Activity » Give back each line of the listing below that contains the string "title".

Data to examine »

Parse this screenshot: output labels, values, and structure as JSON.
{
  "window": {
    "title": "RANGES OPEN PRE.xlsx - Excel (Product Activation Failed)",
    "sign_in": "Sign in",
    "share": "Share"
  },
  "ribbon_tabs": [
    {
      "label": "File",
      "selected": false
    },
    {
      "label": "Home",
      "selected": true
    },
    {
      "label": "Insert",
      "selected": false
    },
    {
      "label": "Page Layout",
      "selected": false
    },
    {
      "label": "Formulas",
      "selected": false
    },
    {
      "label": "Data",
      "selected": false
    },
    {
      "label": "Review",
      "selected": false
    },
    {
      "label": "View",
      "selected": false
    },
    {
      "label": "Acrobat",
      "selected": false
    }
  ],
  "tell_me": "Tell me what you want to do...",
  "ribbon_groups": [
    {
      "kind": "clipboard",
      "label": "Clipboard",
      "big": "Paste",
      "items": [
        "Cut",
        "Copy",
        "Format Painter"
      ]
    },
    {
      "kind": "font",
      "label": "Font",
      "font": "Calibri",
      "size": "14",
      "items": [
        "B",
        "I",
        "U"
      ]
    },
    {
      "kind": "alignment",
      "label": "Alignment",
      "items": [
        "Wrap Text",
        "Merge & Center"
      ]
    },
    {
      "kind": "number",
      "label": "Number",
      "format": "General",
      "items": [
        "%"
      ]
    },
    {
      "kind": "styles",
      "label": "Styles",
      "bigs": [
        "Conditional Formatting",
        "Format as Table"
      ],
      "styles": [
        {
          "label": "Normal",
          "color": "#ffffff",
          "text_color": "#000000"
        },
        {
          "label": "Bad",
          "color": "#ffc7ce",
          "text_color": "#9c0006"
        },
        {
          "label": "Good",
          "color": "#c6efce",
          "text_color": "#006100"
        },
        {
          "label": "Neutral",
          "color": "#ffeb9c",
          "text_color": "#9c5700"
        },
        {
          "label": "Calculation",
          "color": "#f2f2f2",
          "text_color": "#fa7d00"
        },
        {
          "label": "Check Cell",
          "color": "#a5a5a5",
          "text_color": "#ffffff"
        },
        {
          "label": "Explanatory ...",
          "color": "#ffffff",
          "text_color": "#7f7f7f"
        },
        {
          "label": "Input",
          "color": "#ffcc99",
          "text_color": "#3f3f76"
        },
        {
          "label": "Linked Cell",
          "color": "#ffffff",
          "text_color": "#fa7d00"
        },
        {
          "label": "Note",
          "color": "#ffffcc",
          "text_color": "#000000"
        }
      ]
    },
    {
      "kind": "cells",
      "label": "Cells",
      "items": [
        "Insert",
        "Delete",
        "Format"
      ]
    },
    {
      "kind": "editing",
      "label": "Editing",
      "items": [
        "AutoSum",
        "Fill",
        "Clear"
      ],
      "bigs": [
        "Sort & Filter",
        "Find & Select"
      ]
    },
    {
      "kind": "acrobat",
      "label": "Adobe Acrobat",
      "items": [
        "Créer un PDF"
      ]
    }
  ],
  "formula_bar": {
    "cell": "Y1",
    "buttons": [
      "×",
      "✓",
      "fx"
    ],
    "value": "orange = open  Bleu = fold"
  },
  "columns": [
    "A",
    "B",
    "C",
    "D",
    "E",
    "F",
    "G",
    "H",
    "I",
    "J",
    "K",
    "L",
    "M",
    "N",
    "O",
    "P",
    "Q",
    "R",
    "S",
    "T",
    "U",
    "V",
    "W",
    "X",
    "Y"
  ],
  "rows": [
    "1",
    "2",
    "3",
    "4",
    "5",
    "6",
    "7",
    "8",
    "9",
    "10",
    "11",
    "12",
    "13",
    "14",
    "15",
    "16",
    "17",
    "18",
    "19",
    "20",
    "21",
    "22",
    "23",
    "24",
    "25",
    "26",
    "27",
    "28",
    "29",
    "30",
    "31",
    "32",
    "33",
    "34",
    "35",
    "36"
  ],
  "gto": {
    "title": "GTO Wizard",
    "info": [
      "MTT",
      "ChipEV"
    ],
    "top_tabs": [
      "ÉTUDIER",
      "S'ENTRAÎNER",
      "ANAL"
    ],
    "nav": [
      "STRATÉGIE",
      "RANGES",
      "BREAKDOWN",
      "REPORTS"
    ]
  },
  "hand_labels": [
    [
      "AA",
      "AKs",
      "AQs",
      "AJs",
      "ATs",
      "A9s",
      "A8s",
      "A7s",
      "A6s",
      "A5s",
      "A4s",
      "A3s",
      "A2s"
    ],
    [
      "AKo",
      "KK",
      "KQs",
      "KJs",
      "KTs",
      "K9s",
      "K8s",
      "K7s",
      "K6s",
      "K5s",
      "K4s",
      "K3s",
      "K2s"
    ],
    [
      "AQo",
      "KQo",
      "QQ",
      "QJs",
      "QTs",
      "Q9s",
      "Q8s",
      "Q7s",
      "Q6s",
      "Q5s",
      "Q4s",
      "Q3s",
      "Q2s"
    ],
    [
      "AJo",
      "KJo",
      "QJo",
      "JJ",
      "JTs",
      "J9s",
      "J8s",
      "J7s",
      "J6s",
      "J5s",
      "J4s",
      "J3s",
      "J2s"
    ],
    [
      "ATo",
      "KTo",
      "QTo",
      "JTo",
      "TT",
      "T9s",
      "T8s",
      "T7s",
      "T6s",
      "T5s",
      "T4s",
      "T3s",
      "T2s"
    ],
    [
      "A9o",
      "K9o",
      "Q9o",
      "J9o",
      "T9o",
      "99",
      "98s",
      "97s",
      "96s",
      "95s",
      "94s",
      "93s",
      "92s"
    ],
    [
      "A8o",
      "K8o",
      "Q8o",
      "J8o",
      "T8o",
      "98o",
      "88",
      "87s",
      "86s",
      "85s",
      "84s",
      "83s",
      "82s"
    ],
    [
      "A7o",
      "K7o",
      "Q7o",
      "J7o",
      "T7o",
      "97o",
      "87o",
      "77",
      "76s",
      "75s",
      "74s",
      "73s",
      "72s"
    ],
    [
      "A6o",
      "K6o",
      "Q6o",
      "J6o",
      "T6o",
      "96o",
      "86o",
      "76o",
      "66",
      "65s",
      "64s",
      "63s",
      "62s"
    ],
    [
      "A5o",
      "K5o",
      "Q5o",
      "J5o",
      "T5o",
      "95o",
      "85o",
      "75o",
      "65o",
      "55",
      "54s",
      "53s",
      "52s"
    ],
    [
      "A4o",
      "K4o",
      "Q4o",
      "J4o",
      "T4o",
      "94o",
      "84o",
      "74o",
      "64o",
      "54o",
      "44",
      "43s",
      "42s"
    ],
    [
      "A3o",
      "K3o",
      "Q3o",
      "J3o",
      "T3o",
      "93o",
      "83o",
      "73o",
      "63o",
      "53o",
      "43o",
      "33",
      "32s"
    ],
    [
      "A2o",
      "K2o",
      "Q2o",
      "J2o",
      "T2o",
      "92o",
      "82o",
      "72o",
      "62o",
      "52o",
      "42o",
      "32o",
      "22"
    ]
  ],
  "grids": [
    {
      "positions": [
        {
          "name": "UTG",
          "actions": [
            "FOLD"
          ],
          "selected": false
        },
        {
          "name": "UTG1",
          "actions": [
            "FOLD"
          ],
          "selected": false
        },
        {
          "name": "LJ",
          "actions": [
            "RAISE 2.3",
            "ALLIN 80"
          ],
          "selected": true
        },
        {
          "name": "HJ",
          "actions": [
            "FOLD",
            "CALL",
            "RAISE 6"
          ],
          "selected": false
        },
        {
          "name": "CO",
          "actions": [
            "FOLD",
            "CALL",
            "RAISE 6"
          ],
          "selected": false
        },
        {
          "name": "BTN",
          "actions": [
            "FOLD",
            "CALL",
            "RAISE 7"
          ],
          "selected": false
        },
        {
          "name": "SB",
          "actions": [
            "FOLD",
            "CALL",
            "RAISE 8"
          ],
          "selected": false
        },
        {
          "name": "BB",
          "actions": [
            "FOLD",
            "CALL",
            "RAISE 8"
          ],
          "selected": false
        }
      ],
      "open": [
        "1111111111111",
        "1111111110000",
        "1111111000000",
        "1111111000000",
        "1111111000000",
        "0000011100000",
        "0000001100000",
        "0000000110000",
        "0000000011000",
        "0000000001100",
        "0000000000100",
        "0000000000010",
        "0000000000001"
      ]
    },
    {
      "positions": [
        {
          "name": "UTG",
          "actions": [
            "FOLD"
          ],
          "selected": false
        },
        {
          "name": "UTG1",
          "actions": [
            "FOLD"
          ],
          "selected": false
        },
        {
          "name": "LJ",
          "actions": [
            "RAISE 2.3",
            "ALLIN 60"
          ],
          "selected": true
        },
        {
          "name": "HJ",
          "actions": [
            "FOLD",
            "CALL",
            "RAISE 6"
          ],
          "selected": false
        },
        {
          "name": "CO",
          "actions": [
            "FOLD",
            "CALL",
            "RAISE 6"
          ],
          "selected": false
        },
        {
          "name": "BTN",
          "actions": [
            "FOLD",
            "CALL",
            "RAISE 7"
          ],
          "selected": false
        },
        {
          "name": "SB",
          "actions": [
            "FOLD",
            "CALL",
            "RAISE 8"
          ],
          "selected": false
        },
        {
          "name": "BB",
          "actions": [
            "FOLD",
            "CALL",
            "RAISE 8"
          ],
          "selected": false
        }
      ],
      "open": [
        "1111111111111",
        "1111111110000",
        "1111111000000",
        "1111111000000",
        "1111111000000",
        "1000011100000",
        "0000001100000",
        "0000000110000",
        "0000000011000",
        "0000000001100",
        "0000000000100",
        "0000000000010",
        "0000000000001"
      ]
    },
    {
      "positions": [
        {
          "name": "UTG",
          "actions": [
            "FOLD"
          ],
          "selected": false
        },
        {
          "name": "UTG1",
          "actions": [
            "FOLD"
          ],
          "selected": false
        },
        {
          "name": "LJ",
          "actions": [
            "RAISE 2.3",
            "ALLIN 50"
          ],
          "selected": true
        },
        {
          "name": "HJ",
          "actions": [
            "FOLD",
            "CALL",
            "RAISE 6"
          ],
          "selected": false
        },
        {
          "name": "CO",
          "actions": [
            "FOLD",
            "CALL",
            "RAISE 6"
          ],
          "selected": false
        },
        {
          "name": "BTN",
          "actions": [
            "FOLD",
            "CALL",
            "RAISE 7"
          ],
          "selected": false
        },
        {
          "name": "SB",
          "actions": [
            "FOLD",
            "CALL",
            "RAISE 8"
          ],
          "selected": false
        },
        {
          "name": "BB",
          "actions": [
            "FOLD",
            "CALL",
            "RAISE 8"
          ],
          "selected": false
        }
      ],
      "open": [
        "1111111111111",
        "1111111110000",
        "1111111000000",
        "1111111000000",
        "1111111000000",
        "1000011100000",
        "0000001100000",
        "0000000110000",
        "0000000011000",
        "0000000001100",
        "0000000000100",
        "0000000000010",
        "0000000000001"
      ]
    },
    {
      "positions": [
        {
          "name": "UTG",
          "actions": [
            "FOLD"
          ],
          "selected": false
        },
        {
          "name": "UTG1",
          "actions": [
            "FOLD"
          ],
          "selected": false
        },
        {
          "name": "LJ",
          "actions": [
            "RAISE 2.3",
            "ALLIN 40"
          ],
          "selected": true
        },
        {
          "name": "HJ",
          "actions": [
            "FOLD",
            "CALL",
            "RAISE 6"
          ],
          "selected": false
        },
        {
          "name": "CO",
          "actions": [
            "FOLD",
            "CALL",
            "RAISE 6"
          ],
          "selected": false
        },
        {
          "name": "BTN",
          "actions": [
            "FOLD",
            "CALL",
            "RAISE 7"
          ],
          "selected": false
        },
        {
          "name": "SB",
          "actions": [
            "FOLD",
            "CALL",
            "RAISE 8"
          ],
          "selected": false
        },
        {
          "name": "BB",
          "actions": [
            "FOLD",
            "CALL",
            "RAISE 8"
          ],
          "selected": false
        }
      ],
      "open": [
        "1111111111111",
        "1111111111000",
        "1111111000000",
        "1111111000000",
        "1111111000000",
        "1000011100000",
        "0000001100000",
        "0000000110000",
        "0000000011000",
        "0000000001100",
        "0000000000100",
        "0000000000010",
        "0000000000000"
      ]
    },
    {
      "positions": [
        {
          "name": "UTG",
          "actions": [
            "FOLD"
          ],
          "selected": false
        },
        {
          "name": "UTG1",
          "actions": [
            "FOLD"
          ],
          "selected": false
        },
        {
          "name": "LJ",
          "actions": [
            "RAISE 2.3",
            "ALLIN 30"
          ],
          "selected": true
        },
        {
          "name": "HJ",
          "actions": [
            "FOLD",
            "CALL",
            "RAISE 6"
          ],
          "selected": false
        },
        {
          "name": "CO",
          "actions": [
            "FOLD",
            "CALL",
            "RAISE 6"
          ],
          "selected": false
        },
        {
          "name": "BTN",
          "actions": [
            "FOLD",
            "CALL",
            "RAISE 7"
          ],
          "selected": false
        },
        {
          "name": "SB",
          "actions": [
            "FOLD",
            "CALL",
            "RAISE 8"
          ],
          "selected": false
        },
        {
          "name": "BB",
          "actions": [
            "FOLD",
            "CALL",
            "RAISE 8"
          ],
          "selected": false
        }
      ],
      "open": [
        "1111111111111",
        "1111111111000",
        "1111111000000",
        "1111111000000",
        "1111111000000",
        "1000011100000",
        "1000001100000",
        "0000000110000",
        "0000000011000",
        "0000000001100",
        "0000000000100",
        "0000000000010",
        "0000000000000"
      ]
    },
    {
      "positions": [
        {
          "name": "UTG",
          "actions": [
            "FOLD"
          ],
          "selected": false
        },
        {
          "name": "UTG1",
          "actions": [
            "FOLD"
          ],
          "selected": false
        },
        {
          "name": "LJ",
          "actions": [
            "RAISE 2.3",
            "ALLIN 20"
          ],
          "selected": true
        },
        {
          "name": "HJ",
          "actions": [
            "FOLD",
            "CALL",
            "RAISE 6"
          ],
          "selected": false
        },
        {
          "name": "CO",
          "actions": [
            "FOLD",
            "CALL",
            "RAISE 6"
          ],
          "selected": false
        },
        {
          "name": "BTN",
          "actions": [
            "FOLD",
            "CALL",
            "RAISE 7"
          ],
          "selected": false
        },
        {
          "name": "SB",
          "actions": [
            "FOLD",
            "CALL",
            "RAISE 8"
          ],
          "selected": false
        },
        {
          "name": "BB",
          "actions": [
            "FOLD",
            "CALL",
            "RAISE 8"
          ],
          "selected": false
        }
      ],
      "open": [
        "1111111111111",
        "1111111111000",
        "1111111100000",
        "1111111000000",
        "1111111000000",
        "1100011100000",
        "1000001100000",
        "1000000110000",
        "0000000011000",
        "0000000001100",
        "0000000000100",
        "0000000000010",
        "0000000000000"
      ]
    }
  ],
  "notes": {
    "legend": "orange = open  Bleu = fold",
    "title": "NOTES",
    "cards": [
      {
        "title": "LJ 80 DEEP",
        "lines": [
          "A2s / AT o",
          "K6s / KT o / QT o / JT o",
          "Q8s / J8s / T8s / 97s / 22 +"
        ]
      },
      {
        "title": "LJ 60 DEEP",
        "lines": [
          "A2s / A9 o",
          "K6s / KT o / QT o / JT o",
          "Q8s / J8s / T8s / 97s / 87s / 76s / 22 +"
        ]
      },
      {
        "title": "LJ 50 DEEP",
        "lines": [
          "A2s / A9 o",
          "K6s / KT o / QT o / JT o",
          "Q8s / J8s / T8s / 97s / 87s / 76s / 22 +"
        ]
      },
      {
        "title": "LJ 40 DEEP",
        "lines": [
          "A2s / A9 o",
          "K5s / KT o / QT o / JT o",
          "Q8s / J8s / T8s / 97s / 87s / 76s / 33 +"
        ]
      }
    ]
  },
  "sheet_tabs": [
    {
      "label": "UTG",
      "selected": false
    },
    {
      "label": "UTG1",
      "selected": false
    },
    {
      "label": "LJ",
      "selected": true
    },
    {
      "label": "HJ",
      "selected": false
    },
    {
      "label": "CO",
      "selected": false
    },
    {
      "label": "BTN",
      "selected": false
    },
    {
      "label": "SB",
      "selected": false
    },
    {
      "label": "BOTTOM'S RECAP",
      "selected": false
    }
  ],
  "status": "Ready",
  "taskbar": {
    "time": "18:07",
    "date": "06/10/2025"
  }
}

Exercise output »
    "title": "RANGES OPEN PRE.xlsx - Excel (Product Activation Failed)",
    "title": "GTO Wizard",
    "title": "NOTES",
        "title": "LJ 80 DEEP",
        "title": "LJ 60 DEEP",
        "title": "LJ 50 DEEP",
        "title": "LJ 40 DEEP",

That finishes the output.